━━━ Input records ━━━
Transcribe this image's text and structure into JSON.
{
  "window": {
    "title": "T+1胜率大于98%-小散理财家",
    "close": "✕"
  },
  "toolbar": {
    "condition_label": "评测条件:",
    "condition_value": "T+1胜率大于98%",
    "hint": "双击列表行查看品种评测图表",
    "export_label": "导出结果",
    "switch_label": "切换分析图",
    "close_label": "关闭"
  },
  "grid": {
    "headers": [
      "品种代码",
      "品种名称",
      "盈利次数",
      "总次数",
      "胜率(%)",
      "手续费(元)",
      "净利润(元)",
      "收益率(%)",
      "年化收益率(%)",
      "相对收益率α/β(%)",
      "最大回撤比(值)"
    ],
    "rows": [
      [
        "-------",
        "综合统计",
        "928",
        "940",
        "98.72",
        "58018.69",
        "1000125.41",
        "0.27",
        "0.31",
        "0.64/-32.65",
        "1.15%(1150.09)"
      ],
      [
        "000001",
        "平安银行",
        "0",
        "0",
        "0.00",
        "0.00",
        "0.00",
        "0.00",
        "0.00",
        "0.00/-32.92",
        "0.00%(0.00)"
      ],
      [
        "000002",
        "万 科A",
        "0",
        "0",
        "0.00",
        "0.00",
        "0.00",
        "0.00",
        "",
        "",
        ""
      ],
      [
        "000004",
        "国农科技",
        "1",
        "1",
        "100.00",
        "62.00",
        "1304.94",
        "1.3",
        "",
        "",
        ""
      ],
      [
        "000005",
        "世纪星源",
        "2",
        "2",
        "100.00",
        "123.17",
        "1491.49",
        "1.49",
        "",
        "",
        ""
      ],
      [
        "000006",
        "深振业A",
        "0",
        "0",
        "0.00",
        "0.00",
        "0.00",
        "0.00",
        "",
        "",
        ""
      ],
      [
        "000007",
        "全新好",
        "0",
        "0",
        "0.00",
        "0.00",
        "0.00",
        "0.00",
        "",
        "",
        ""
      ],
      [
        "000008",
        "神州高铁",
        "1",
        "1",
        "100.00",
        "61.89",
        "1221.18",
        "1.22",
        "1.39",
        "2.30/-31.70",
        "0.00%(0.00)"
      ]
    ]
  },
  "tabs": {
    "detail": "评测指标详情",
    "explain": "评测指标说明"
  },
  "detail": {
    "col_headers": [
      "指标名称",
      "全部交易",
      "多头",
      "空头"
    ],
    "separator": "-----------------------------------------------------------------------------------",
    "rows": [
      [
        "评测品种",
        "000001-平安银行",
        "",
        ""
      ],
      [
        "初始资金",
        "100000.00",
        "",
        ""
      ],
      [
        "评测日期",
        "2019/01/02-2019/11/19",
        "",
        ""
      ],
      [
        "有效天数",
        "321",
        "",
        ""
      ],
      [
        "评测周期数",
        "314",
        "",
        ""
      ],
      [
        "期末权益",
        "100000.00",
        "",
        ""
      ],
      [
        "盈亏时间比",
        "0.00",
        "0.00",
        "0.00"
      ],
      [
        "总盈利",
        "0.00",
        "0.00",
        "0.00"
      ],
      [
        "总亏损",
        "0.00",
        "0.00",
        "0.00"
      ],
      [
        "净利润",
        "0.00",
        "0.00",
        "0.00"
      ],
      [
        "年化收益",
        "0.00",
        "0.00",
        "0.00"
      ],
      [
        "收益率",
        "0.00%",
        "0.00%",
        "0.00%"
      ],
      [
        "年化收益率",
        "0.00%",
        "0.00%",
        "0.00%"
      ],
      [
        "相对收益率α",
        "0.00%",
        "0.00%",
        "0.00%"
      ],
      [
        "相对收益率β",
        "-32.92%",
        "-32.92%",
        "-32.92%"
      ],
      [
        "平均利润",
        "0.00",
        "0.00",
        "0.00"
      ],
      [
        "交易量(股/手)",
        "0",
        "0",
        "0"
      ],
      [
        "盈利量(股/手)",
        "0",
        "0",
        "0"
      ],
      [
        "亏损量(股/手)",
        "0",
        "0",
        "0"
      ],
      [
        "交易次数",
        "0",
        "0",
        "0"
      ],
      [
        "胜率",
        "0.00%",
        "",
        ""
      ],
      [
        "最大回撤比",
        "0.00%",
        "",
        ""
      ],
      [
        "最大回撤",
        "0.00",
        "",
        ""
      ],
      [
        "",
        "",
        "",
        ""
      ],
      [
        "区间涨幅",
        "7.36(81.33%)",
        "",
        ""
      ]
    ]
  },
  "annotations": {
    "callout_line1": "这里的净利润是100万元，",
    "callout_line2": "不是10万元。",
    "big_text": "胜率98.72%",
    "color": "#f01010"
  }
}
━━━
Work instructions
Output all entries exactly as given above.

Result
Transcribe this image's text and structure into JSON.
{
  "window": {
    "title": "T+1胜率大于98%-小散理财家",
    "close": "✕"
  },
  "toolbar": {
    "condition_label": "评测条件:",
    "condition_value": "T+1胜率大于98%",
    "hint": "双击列表行查看品种评测图表",
    "export_label": "导出结果",
    "switch_label": "切换分析图",
    "close_label": "关闭"
  },
  "grid": {
    "headers": [
      "品种代码",
      "品种名称",
      "盈利次数",
      "总次数",
      "胜率(%)",
      "手续费(元)",
      "净利润(元)",
      "收益率(%)",
      "年化收益率(%)",
      "相对收益率α/β(%)",
      "最大回撤比(值)"
    ],
    "rows": [
      [
        "-------",
        "综合统计",
        "928",
        "940",
        "98.72",
        "58018.69",
        "1000125.41",
        "0.27",
        "0.31",
        "0.64/-32.65",
        "1.15%(1150.09)"
      ],
      [
        "000001",
        "平安银行",
        "0",
        "0",
        "0.00",
        "0.00",
        "0.00",
        "0.00",
        "0.00",
        "0.00/-32.92",
        "0.00%(0.00)"
      ],
      [
        "000002",
        "万 科A",
        "0",
        "0",
        "0.00",
        "0.00",
        "0.00",
        "0.00",
        "",
        "",
        ""
      ],
      [
        "000004",
        "国农科技",
        "1",
        "1",
        "100.00",
        "62.00",
        "1304.94",
        "1.3",
        "",
        "",
        ""
      ],
      [
        "000005",
        "世纪星源",
        "2",
        "2",
        "100.00",
        "123.17",
        "1491.49",
        "1.49",
        "",
        "",
        ""
      ],
      [
        "000006",
        "深振业A",
        "0",
        "0",
        "0.00",
        "0.00",
        "0.00",
        "0.00",
        "",
        "",
        ""
      ],
      [
        "000007",
        "全新好",
        "0",
        "0",
        "0.00",
        "0.00",
        "0.00",
        "0.00",
        "",
        "",
        ""
      ],
      [
        "000008",
        "神州高铁",
        "1",
        "1",
        "100.00",
        "61.89",
        "1221.18",
        "1.22",
        "1.39",
        "2.30/-31.70",
        "0.00%(0.00)"
      ]
    ]
  },
  "tabs": {
    "detail": "评测指标详情",
    "explain": "评测指标说明"
  },
  "detail": {
    "col_headers": [
      "指标名称",
      "全部交易",
      "多头",
      "空头"
    ],
    "separator": "-----------------------------------------------------------------------------------",
    "rows": [
      [
        "评测品种",
        "000001-平安银行",
        "",
        ""
      ],
      [
        "初始资金",
        "100000.00",
        "",
        ""
      ],
      [
        "评测日期",
        "2019/01/02-2019/11/19",
        "",
        ""
      ],
      [
        "有效天数",
        "321",
        "",
        ""
      ],
      [
        "评测周期数",
        "314",
        "",
        ""
      ],
      [
        "期末权益",
        "100000.00",
        "",
        ""
      ],
      [
        "盈亏时间比",
        "0.00",
        "0.00",
        "0.00"
      ],
      [
        "总盈利",
        "0.00",
        "0.00",
        "0.00"
      ],
      [
        "总亏损",
        "0.00",
        "0.00",
        "0.00"
      ],
      [
        "净利润",
        "0.00",
        "0.00",
        "0.00"
      ],
      [
        "年化收益",
        "0.00",
        "0.00",
        "0.00"
      ],
      [
        "收益率",
        "0.00%",
        "0.00%",
        "0.00%"
      ],
      [
        "年化收益率",
        "0.00%",
        "0.00%",
        "0.00%"
      ],
      [
        "相对收益率α",
        "0.00%",
        "0.00%",
        "0.00%"
      ],
      [
        "相对收益率β",
        "-32.92%",
        "-32.92%",
        "-32.92%"
      ],
      [
        "平均利润",
        "0.00",
        "0.00",
        "0.00"
      ],
      [
        "交易量(股/手)",
        "0",
        "0",
        "0"
      ],
      [
        "盈利量(股/手)",
        "0",
        "0",
        "0"
      ],
      [
        "亏损量(股/手)",
        "0",
        "0",
        "0"
      ],
      [
        "交易次数",
        "0",
        "0",
        "0"
      ],
      [
        "胜率",
        "0.00%",
        "",
        ""
      ],
      [
        "最大回撤比",
        "0.00%",
        "",
        ""
      ],
      [
        "最大回撤",
        "0.00",
        "",
        ""
      ],
      [
        "",
        "",
        "",
        ""
      ],
      [
        "区间涨幅",
        "7.36(81.33%)",
        "",
        ""
      ]
    ]
  },
  "annotations": {
    "callout_line1": "这里的净利润是100万元，",
    "callout_line2": "不是10万元。",
    "big_text": "胜率98.72%",
    "color": "#f01010"
  }
}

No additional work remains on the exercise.